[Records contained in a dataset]
'''
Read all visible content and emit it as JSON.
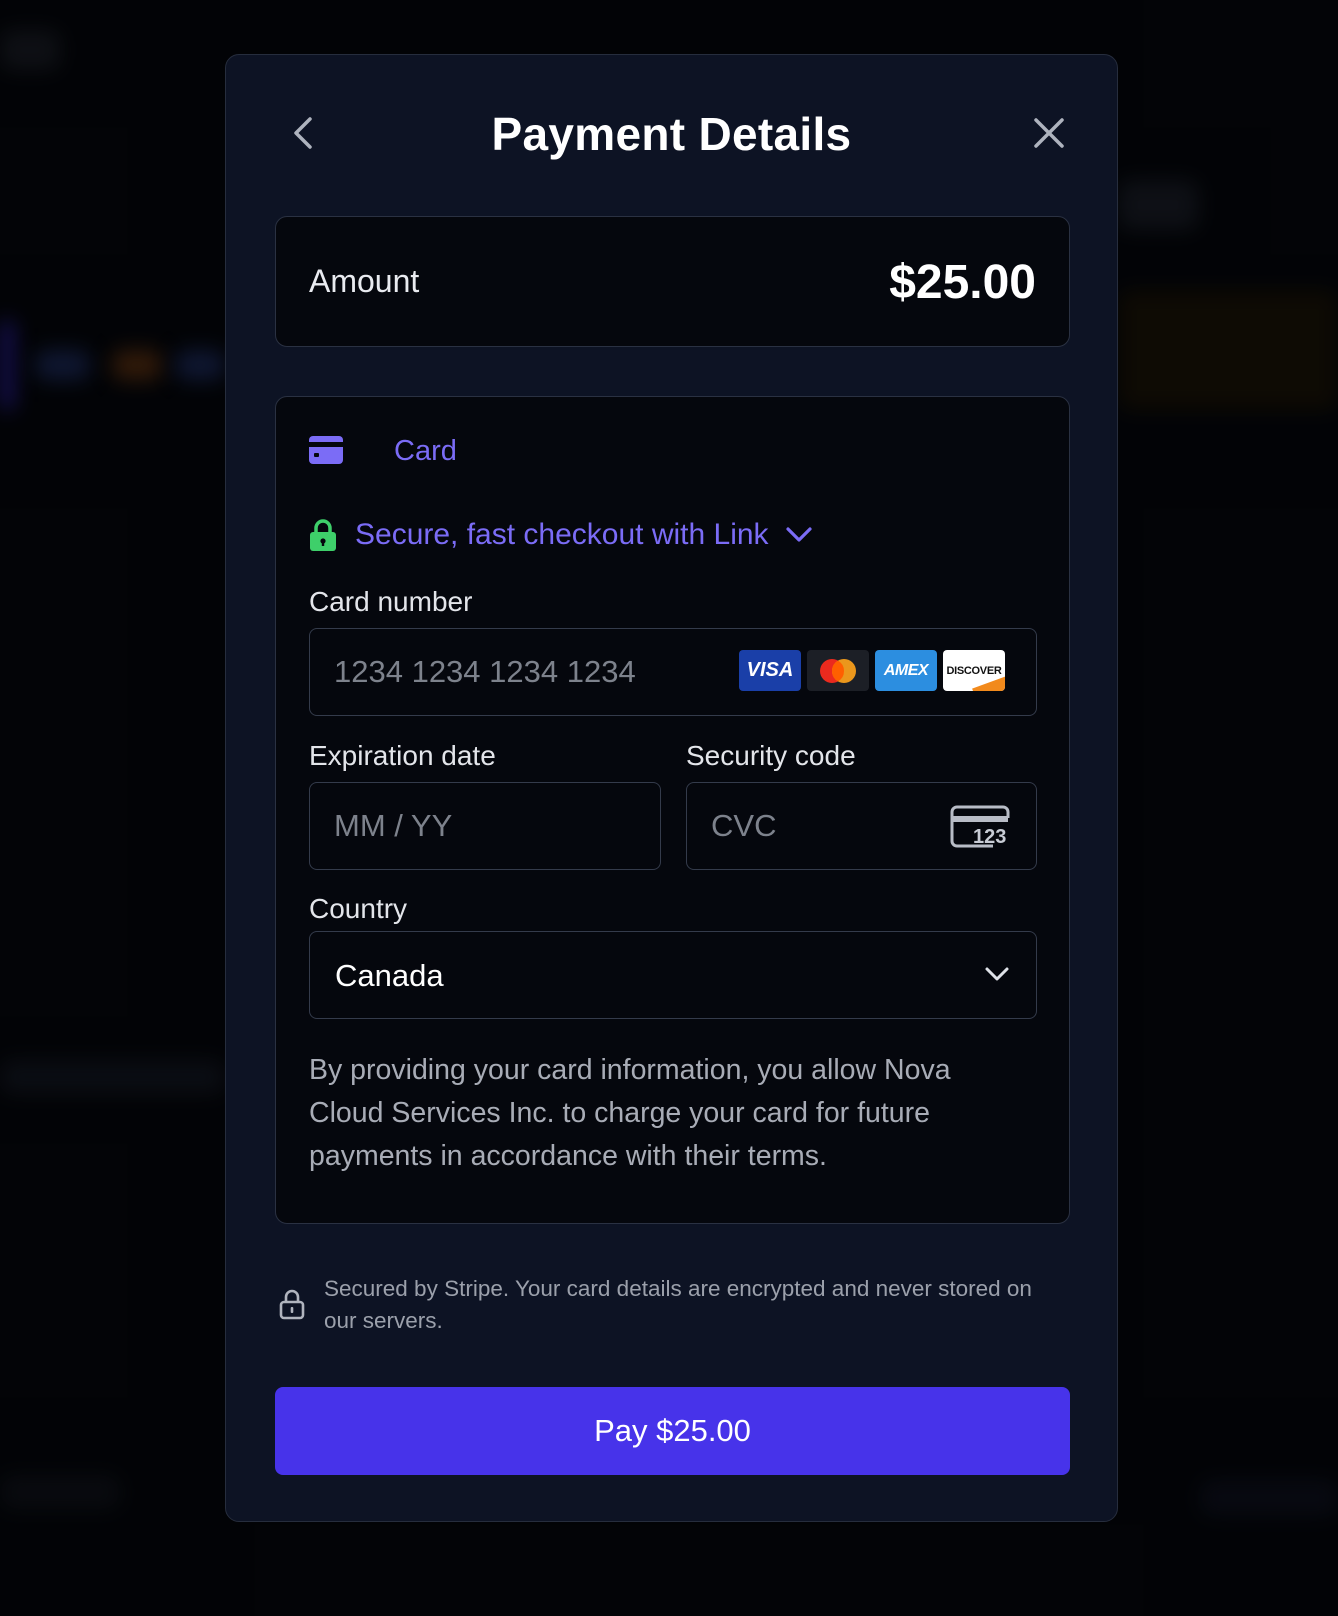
{
  "modal": {
    "title": "Payment Details",
    "back_icon": "chevron-left-icon",
    "close_icon": "close-icon"
  },
  "amount": {
    "label": "Amount",
    "value": "$25.00"
  },
  "payment_method": {
    "tab_label": "Card",
    "tab_icon": "credit-card-icon",
    "link_text": "Secure, fast checkout with Link",
    "link_icon": "lock-icon"
  },
  "card_number": {
    "label": "Card number",
    "placeholder": "1234 1234 1234 1234",
    "brands": [
      "VISA",
      "mastercard",
      "AMEX",
      "DISCOVER"
    ]
  },
  "expiration": {
    "label": "Expiration date",
    "placeholder": "MM / YY"
  },
  "security_code": {
    "label": "Security code",
    "placeholder": "CVC",
    "icon_text": "123"
  },
  "country": {
    "label": "Country",
    "value": "Canada"
  },
  "consent_text": "By providing your card information, you allow Nova Cloud Services Inc. to charge your card for future payments in accordance with their terms.",
  "secure_note": "Secured by Stripe. Your card details are encrypted and never stored on our servers.",
  "pay_button": "Pay $25.00",
  "colors": {
    "accent": "#4733ea",
    "link": "#7b6cf6",
    "lock_green": "#3ecf6a",
    "modal_bg": "#0d1324"
  }
}
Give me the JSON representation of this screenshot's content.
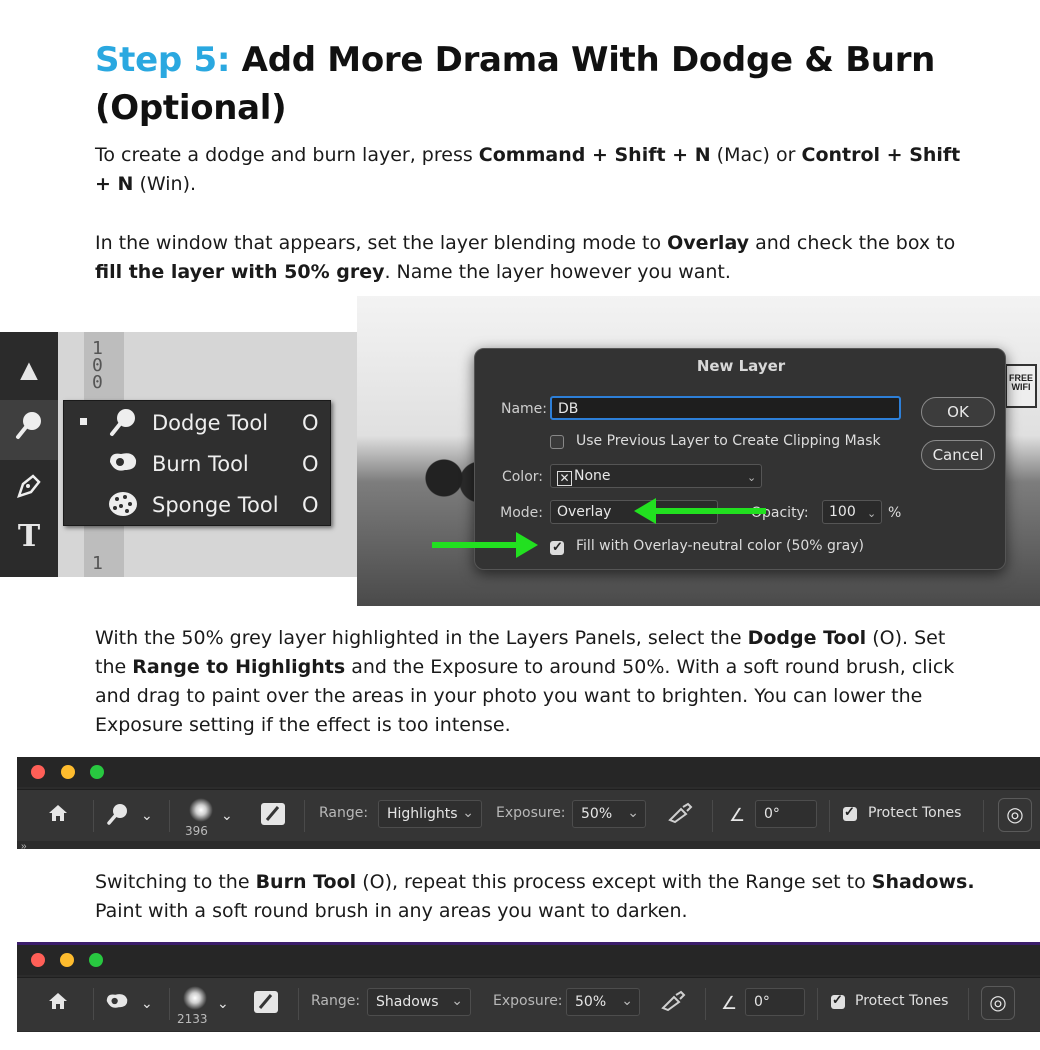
{
  "heading": {
    "step": "Step 5:",
    "title": " Add More Drama With Dodge & Burn (Optional)"
  },
  "para1": {
    "t1": "To create a dodge and burn layer, press ",
    "b1": "Command + Shift + N",
    "t2": " (Mac) or ",
    "b2": "Control + Shift + N",
    "t3": " (Win)."
  },
  "para2": {
    "t1": "In the window that appears, set the layer blending mode to ",
    "b1": "Overlay",
    "t2": " and check the box to ",
    "b2": "fill the layer with 50% grey",
    "t3": ". Name the layer however you want."
  },
  "flyout": {
    "ruler": [
      "1",
      "0",
      "0"
    ],
    "ruler_bottom": "1",
    "items": [
      {
        "label": "Dodge Tool",
        "key": "O"
      },
      {
        "label": "Burn Tool",
        "key": "O"
      },
      {
        "label": "Sponge Tool",
        "key": "O"
      }
    ]
  },
  "dialog": {
    "sign": "FREE WIFI",
    "title": "New Layer",
    "name_label": "Name:",
    "name_value": "DB",
    "clip_label": "Use Previous Layer to Create Clipping Mask",
    "color_label": "Color:",
    "color_value": "None",
    "mode_label": "Mode:",
    "mode_value": "Overlay",
    "opacity_label": "Opacity:",
    "opacity_value": "100",
    "opacity_unit": "%",
    "fill_label": "Fill with Overlay-neutral color (50% gray)",
    "ok": "OK",
    "cancel": "Cancel"
  },
  "para3": {
    "t1": "With the 50% grey layer highlighted in the Layers Panels, select the ",
    "b1": "Dodge Tool",
    "t2": " (O). Set the ",
    "b2": "Range to Highlights",
    "t3": " and the Exposure to around 50%. With a soft round brush, click and drag to paint over the areas in your photo you want to brighten. You can lower the Exposure setting if the effect is too intense."
  },
  "bar1": {
    "brush_size": "396",
    "range_label": "Range:",
    "range_value": "Highlights",
    "exposure_label": "Exposure:",
    "exposure_value": "50%",
    "angle_value": "0°",
    "protect_label": "Protect Tones",
    "overflow": "»"
  },
  "para4": {
    "t1": "Switching to the ",
    "b1": "Burn Tool",
    "t2": " (O), repeat this process except with the Range set to ",
    "b2": "Shadows.",
    "t3": " Paint with a soft round brush in any areas you want to darken."
  },
  "bar2": {
    "brush_size": "2133",
    "range_label": "Range:",
    "range_value": "Shadows",
    "exposure_label": "Exposure:",
    "exposure_value": "50%",
    "angle_value": "0°",
    "protect_label": "Protect Tones"
  },
  "colors": {
    "accent": "#2aa8e0",
    "arrow": "#22e020",
    "mac_red": "#ff5f57",
    "mac_yellow": "#febc2e",
    "mac_green": "#28c840"
  }
}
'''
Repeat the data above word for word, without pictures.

Read all visible content and emit it as JSON.
{
  "modal": {
    "title": "Payment Details",
    "back_icon": "chevron-left-icon",
    "close_icon": "close-icon"
  },
  "amount": {
    "label": "Amount",
    "value": "$25.00"
  },
  "payment_method": {
    "tab_label": "Card",
    "tab_icon": "credit-card-icon",
    "link_text": "Secure, fast checkout with Link",
    "link_icon": "lock-icon"
  },
  "card_number": {
    "label": "Card number",
    "placeholder": "1234 1234 1234 1234",
    "brands": [
      "VISA",
      "mastercard",
      "AMEX",
      "DISCOVER"
    ]
  },
  "expiration": {
    "label": "Expiration date",
    "placeholder": "MM / YY"
  },
  "security_code": {
    "label": "Security code",
    "placeholder": "CVC",
    "icon_text": "123"
  },
  "country": {
    "label": "Country",
    "value": "Canada"
  },
  "consent_text": "By providing your card information, you allow Nova Cloud Services Inc. to charge your card for future payments in accordance with their terms.",
  "secure_note": "Secured by Stripe. Your card details are encrypted and never stored on our servers.",
  "pay_button": "Pay $25.00",
  "colors": {
    "accent": "#4733ea",
    "link": "#7b6cf6",
    "lock_green": "#3ecf6a",
    "modal_bg": "#0d1324"
  }
}
Give me the JSON representation of this screenshot's content.
{
  "heading": {
    "step": "Step 5:",
    "title": " Add More Drama With Dodge & Burn (Optional)"
  },
  "para1": {
    "t1": "To create a dodge and burn layer, press ",
    "b1": "Command + Shift + N",
    "t2": " (Mac) or ",
    "b2": "Control + Shift + N",
    "t3": " (Win)."
  },
  "para2": {
    "t1": "In the window that appears, set the layer blending mode to ",
    "b1": "Overlay",
    "t2": " and check the box to ",
    "b2": "fill the layer with 50% grey",
    "t3": ". Name the layer however you want."
  },
  "flyout": {
    "ruler": [
      "1",
      "0",
      "0"
    ],
    "ruler_bottom": "1",
    "items": [
      {
        "label": "Dodge Tool",
        "key": "O"
      },
      {
        "label": "Burn Tool",
        "key": "O"
      },
      {
        "label": "Sponge Tool",
        "key": "O"
      }
    ]
  },
  "dialog": {
    "sign": "FREE WIFI",
    "title": "New Layer",
    "name_label": "Name:",
    "name_value": "DB",
    "clip_label": "Use Previous Layer to Create Clipping Mask",
    "color_label": "Color:",
    "color_value": "None",
    "mode_label": "Mode:",
    "mode_value": "Overlay",
    "opacity_label": "Opacity:",
    "opacity_value": "100",
    "opacity_unit": "%",
    "fill_label": "Fill with Overlay-neutral color (50% gray)",
    "ok": "OK",
    "cancel": "Cancel"
  },
  "para3": {
    "t1": "With the 50% grey layer highlighted in the Layers Panels, select the ",
    "b1": "Dodge Tool",
    "t2": " (O). Set the ",
    "b2": "Range to Highlights",
    "t3": " and the Exposure to around 50%. With a soft round brush, click and drag to paint over the areas in your photo you want to brighten. You can lower the Exposure setting if the effect is too intense."
  },
  "bar1": {
    "brush_size": "396",
    "range_label": "Range:",
    "range_value": "Highlights",
    "exposure_label": "Exposure:",
    "exposure_value": "50%",
    "angle_value": "0°",
    "protect_label": "Protect Tones",
    "overflow": "»"
  },
  "para4": {
    "t1": "Switching to the ",
    "b1": "Burn Tool",
    "t2": " (O), repeat this process except with the Range set to ",
    "b2": "Shadows.",
    "t3": " Paint with a soft round brush in any areas you want to darken."
  },
  "bar2": {
    "brush_size": "2133",
    "range_label": "Range:",
    "range_value": "Shadows",
    "exposure_label": "Exposure:",
    "exposure_value": "50%",
    "angle_value": "0°",
    "protect_label": "Protect Tones"
  },
  "colors": {
    "accent": "#2aa8e0",
    "arrow": "#22e020",
    "mac_red": "#ff5f57",
    "mac_yellow": "#febc2e",
    "mac_green": "#28c840"
  }
}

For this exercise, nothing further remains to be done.